| What is being asked |
Only the lines holding the string "Serializable" are needed; copy each of them from the data.

:: Data provided

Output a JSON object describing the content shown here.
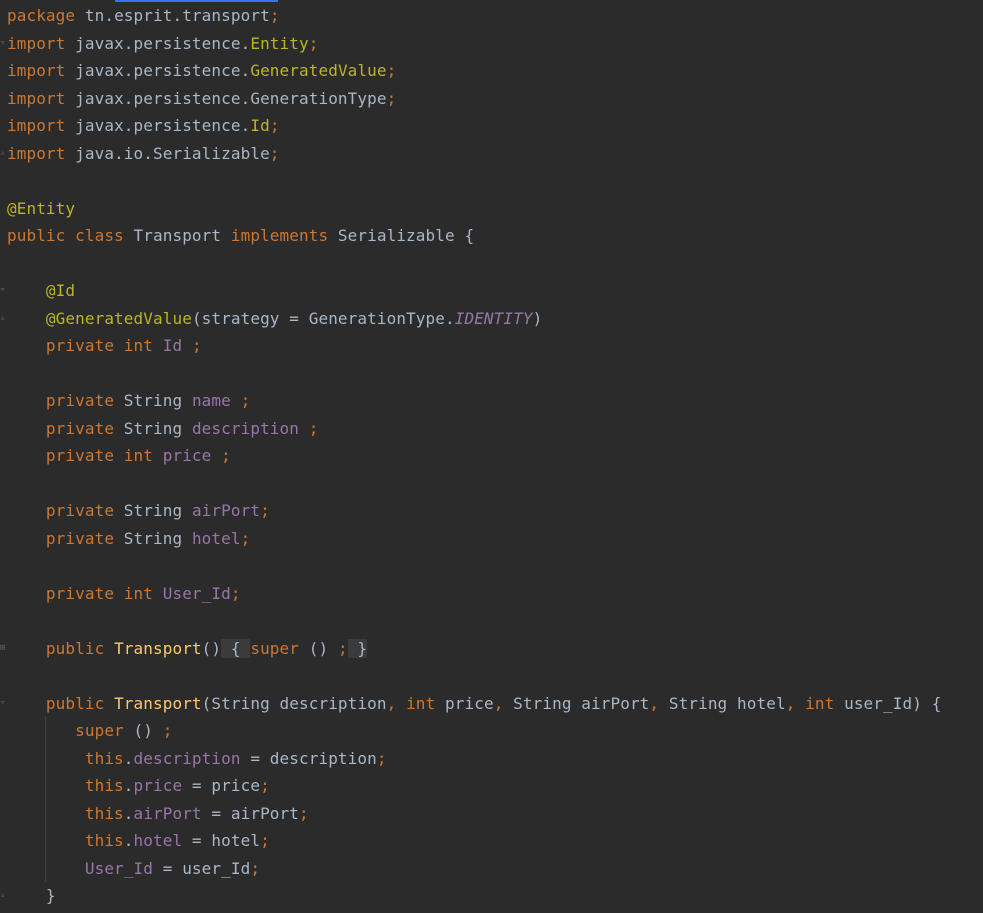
{
  "editor": {
    "lines": [
      [
        {
          "t": "package ",
          "c": "kw"
        },
        {
          "t": "tn.esprit.transport",
          "c": "plain"
        },
        {
          "t": ";",
          "c": "kw"
        }
      ],
      [
        {
          "t": "import ",
          "c": "kw"
        },
        {
          "t": "javax.persistence.",
          "c": "plain"
        },
        {
          "t": "Entity",
          "c": "ann"
        },
        {
          "t": ";",
          "c": "kw"
        }
      ],
      [
        {
          "t": "import ",
          "c": "kw"
        },
        {
          "t": "javax.persistence.",
          "c": "plain"
        },
        {
          "t": "GeneratedValue",
          "c": "ann"
        },
        {
          "t": ";",
          "c": "kw"
        }
      ],
      [
        {
          "t": "import ",
          "c": "kw"
        },
        {
          "t": "javax.persistence.GenerationType",
          "c": "plain"
        },
        {
          "t": ";",
          "c": "kw"
        }
      ],
      [
        {
          "t": "import ",
          "c": "kw"
        },
        {
          "t": "javax.persistence.",
          "c": "plain"
        },
        {
          "t": "Id",
          "c": "ann"
        },
        {
          "t": ";",
          "c": "kw"
        }
      ],
      [
        {
          "t": "import ",
          "c": "kw"
        },
        {
          "t": "java.io.Serializable",
          "c": "plain"
        },
        {
          "t": ";",
          "c": "kw"
        }
      ],
      [],
      [
        {
          "t": "@Entity",
          "c": "ann"
        }
      ],
      [
        {
          "t": "public class ",
          "c": "kw"
        },
        {
          "t": "Transport ",
          "c": "plain"
        },
        {
          "t": "implements ",
          "c": "kw"
        },
        {
          "t": "Serializable {",
          "c": "plain"
        }
      ],
      [],
      [
        {
          "t": "    @Id",
          "c": "ann"
        }
      ],
      [
        {
          "t": "    @GeneratedValue",
          "c": "ann"
        },
        {
          "t": "(strategy = GenerationType.",
          "c": "plain"
        },
        {
          "t": "IDENTITY",
          "c": "it"
        },
        {
          "t": ")",
          "c": "plain"
        }
      ],
      [
        {
          "t": "    private int ",
          "c": "kw"
        },
        {
          "t": "Id ",
          "c": "fld"
        },
        {
          "t": ";",
          "c": "kw"
        }
      ],
      [],
      [
        {
          "t": "    private ",
          "c": "kw"
        },
        {
          "t": "String ",
          "c": "plain"
        },
        {
          "t": "name ",
          "c": "fld"
        },
        {
          "t": ";",
          "c": "kw"
        }
      ],
      [
        {
          "t": "    private ",
          "c": "kw"
        },
        {
          "t": "String ",
          "c": "plain"
        },
        {
          "t": "description ",
          "c": "fld"
        },
        {
          "t": ";",
          "c": "kw"
        }
      ],
      [
        {
          "t": "    private int ",
          "c": "kw"
        },
        {
          "t": "price ",
          "c": "fld"
        },
        {
          "t": ";",
          "c": "kw"
        }
      ],
      [],
      [
        {
          "t": "    private ",
          "c": "kw"
        },
        {
          "t": "String ",
          "c": "plain"
        },
        {
          "t": "airPort",
          "c": "fld"
        },
        {
          "t": ";",
          "c": "kw"
        }
      ],
      [
        {
          "t": "    private ",
          "c": "kw"
        },
        {
          "t": "String ",
          "c": "plain"
        },
        {
          "t": "hotel",
          "c": "fld"
        },
        {
          "t": ";",
          "c": "kw"
        }
      ],
      [],
      [
        {
          "t": "    private int ",
          "c": "kw"
        },
        {
          "t": "User_Id",
          "c": "fld"
        },
        {
          "t": ";",
          "c": "kw"
        }
      ],
      [],
      [
        {
          "t": "    public ",
          "c": "kw"
        },
        {
          "t": "Transport",
          "c": "mth"
        },
        {
          "t": "()",
          "c": "plain"
        },
        {
          "t": " { ",
          "c": "brace-hl"
        },
        {
          "t": "super ",
          "c": "kw"
        },
        {
          "t": "() ",
          "c": "plain"
        },
        {
          "t": ";",
          "c": "kw"
        },
        {
          "t": " }",
          "c": "brace-hl"
        }
      ],
      [],
      [
        {
          "t": "    public ",
          "c": "kw"
        },
        {
          "t": "Transport",
          "c": "mth"
        },
        {
          "t": "(String description",
          "c": "plain"
        },
        {
          "t": ", int ",
          "c": "kw"
        },
        {
          "t": "price",
          "c": "plain"
        },
        {
          "t": ", ",
          "c": "kw"
        },
        {
          "t": "String airPort",
          "c": "plain"
        },
        {
          "t": ", ",
          "c": "kw"
        },
        {
          "t": "String hotel",
          "c": "plain"
        },
        {
          "t": ", int ",
          "c": "kw"
        },
        {
          "t": "user_Id) {",
          "c": "plain"
        }
      ],
      [
        {
          "t": "       super ",
          "c": "kw"
        },
        {
          "t": "() ",
          "c": "plain"
        },
        {
          "t": ";",
          "c": "kw"
        }
      ],
      [
        {
          "t": "        this",
          "c": "kw"
        },
        {
          "t": ".",
          "c": "plain"
        },
        {
          "t": "description",
          "c": "fld"
        },
        {
          "t": " = description",
          "c": "plain"
        },
        {
          "t": ";",
          "c": "kw"
        }
      ],
      [
        {
          "t": "        this",
          "c": "kw"
        },
        {
          "t": ".",
          "c": "plain"
        },
        {
          "t": "price",
          "c": "fld"
        },
        {
          "t": " = price",
          "c": "plain"
        },
        {
          "t": ";",
          "c": "kw"
        }
      ],
      [
        {
          "t": "        this",
          "c": "kw"
        },
        {
          "t": ".",
          "c": "plain"
        },
        {
          "t": "airPort",
          "c": "fld"
        },
        {
          "t": " = airPort",
          "c": "plain"
        },
        {
          "t": ";",
          "c": "kw"
        }
      ],
      [
        {
          "t": "        this",
          "c": "kw"
        },
        {
          "t": ".",
          "c": "plain"
        },
        {
          "t": "hotel",
          "c": "fld"
        },
        {
          "t": " = hotel",
          "c": "plain"
        },
        {
          "t": ";",
          "c": "kw"
        }
      ],
      [
        {
          "t": "        User_Id",
          "c": "fld"
        },
        {
          "t": " = user_Id",
          "c": "plain"
        },
        {
          "t": ";",
          "c": "kw"
        }
      ],
      [
        {
          "t": "    }",
          "c": "plain"
        }
      ]
    ],
    "colors": {
      "background": "#2b2b2b",
      "keyword": "#cc7832",
      "annotation": "#bbb529",
      "field": "#9876aa",
      "method": "#ffc66d",
      "text": "#a9b7c6"
    },
    "fold_markers": [
      "fold-icon",
      "fold-icon",
      "fold-icon",
      "fold-icon",
      "fold-icon",
      "fold-icon"
    ]
  }
}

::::

| Worked solution |
          "t": "java.io.Serializable",
          "t": "Serializable {",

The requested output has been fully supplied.